When I asked a few people in a shopping mall whether they thought South Africans were bad drivers or not, an overwhelming majority of them replied that they believed that South Africans, in general, were bad drivers. Interestingly enough, when I pointedly asked them if they considered themselves a good or a bad driver, they all glowingly gushed that they were great drivers. Uhm… but then where are all these bad drivers, if everyone considers themselves to be so good? I guess therein lies the problem on our roads; that road users are not prepared to take responsibility for their bad habits, ill discipline and traffic transgressions. How will we reduce the number of crashes and, ultimately, fatalities on our roads if no one is willing to be accountable?
Comparatively speaking, South Africans aren’t the worst drivers in the world, but we’re high up on that list (hovering around 65 depending on what list you’re looking at), considering that in 2015 we topped the list of most drunk drivers in the world! In 2017, deaths on our roads totaled 14 000, and almost the same number of lives were lost the previous year. Over the last decade, 134 000 lives have been lost on our roads. Unfortunately, we’ve become desensitised to these numbers, because we almost expect to hear these shocking stats broadcast in the news after every long weekend or school holiday. The question I then posed to the Automobile Association of South Africa (AA) and to various other people, including a psychologist, was “what is it about South African drivers that make us so dangerous?” The common theme in all the answers was that it is our temperament on the roads. It is our lack of patience and consideration for other road users, and not recognising that the roads are a communal space for all. That ultimately contributes to crashes and deaths. There’s also a dangerous combination of having a false sense of security and an air of invincibility that drivers have when they get behind the wheel.
I know you’re probably thinking that most of the culprits are taxi drivers, right? Well, you would be wrong!
I know you’re probably thinking that most of the culprits are taxi drivers, right? Well, you would be wrong! Did you know that taxis only contribute to an overall 12% of road crashes? I was surprised too! What skews it though, is that there may be fewer taxi crashes, but because they carry so many passengers, more people’s lives are at risk when an accident does occur. Which leaves us with the sobering realisation that it is us, you and I, that are the bad and reckless drivers, since private vehicles, sedans and SUVs are the ones involved in, or causing the accidents we see on our highways and byways.
I was curious to find out from Wayne Minnaar, spokesperson for the Johannesburg Metro Police Department, what he thinks needs to happen to improve driver behaviour, and change the driving culture in South Africa for the better. Mr. Minnaar said that, since drivers felt that from the law enforcement side, there were no serious repercussions for driving badly, they would continue to do it. People either appeal their fines, pay them or try to bribe their way out of a sticky situation. Minnaar added that the failed Administrative Adjudication of Road Traffic Offences (AARTO) system needed to be reviewed, adjusted and enforced so that drivers would have the real fear and inconvenience of eventually losing their licenses after committing a few traffic violations.

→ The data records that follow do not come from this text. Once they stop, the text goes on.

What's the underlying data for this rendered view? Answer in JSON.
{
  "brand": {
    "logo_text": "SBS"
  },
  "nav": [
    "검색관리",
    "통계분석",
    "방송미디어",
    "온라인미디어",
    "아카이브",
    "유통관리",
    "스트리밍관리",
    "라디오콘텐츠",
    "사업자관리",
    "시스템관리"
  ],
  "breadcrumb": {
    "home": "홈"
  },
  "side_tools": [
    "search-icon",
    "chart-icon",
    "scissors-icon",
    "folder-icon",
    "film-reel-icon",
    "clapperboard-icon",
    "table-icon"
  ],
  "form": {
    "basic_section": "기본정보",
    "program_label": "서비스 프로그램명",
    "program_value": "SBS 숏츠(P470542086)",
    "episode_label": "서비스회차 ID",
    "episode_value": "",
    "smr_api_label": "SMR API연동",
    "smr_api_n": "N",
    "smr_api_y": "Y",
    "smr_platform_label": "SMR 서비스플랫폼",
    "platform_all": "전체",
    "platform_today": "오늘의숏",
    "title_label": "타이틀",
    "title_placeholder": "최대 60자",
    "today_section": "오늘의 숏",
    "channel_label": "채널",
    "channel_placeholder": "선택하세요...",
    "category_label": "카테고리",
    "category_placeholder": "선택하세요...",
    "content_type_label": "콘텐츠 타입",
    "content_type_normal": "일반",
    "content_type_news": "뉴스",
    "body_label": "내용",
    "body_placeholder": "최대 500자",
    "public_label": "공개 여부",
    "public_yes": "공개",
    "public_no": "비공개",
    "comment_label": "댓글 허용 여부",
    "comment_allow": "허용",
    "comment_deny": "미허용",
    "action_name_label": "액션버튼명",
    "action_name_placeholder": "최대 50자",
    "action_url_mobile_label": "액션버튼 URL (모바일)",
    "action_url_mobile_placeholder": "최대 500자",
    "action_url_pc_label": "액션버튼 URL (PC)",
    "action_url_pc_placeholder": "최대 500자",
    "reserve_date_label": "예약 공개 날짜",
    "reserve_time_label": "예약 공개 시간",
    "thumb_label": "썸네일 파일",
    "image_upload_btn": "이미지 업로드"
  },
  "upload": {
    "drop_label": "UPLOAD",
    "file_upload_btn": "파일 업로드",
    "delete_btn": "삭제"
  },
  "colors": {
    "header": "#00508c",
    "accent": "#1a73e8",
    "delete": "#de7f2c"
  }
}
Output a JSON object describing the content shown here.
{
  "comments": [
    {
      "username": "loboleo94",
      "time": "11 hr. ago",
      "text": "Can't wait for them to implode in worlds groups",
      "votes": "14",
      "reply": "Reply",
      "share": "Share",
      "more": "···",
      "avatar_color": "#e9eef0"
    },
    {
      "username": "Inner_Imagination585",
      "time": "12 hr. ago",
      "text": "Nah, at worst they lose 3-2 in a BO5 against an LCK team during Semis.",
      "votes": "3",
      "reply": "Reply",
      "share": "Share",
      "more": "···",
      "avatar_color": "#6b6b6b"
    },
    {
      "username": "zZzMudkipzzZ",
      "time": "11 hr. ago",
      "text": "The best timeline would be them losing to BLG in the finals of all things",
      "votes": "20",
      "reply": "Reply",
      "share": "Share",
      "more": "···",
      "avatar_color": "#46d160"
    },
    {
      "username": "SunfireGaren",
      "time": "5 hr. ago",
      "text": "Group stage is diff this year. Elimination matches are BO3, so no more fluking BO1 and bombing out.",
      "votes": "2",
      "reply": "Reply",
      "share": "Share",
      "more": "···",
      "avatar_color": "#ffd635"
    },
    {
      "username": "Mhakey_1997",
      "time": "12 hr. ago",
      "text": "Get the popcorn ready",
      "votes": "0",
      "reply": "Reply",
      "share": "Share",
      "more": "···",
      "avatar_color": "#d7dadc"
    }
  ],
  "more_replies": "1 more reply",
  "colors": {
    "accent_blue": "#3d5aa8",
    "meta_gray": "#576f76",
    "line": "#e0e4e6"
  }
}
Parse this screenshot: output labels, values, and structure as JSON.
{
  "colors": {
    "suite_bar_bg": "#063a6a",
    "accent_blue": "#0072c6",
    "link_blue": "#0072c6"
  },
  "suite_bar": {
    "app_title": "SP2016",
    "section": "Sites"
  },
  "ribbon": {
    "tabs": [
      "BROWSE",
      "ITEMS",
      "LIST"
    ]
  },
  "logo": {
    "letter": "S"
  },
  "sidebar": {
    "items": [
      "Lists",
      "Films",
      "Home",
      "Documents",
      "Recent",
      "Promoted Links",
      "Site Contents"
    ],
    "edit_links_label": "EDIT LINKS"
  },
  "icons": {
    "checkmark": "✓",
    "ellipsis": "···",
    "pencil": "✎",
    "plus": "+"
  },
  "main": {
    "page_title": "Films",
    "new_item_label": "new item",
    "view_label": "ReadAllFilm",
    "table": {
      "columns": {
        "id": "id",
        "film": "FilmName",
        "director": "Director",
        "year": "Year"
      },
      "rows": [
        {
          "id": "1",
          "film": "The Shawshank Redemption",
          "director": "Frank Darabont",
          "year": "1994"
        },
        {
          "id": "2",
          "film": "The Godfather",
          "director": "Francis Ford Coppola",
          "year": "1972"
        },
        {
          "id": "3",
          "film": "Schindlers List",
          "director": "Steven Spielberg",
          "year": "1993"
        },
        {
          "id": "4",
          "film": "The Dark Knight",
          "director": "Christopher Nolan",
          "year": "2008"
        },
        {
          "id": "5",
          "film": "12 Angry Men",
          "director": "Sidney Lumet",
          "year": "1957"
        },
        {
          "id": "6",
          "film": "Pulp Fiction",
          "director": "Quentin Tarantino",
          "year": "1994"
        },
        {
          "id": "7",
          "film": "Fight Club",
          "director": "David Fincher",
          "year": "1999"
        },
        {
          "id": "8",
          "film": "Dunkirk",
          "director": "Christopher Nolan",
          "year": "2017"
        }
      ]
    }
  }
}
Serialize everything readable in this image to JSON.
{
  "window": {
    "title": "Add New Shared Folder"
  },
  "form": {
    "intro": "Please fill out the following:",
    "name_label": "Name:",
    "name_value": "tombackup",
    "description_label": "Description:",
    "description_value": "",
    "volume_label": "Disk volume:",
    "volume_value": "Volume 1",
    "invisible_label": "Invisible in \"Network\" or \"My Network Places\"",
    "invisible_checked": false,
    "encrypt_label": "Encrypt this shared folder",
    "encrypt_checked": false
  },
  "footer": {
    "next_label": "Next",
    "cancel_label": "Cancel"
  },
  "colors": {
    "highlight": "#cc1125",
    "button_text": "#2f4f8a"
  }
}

We cannot continue to lament the loss of life on our roads if we ourselves continue to chat on our phones while driving, quickly send a short text while cruising on the highway or insist we’ll be able to make it home after a few glasses of wine. We are the culprits, arrogant enough to think that it’s everyone else’s problem and not ours. Just because you’ve been able to get away with your bad behaviour on the road, doesn’t mean your lucky streak will last. I hate to be the bearer of bad news, but have you considered that you’re not as good a driver as you think you are?
Claire Mawisa is a South African television presenter, model and radio personality best known for being an SABC1 continuity presenter (1999-2001), as well as for co-hosting the SABC1 music variety show One, from 2002-2003. After many years working in radio and television, and opening her own business, Claire joined the Carte Blanche team in 2015.
You follow @clairemawisa on Twitter.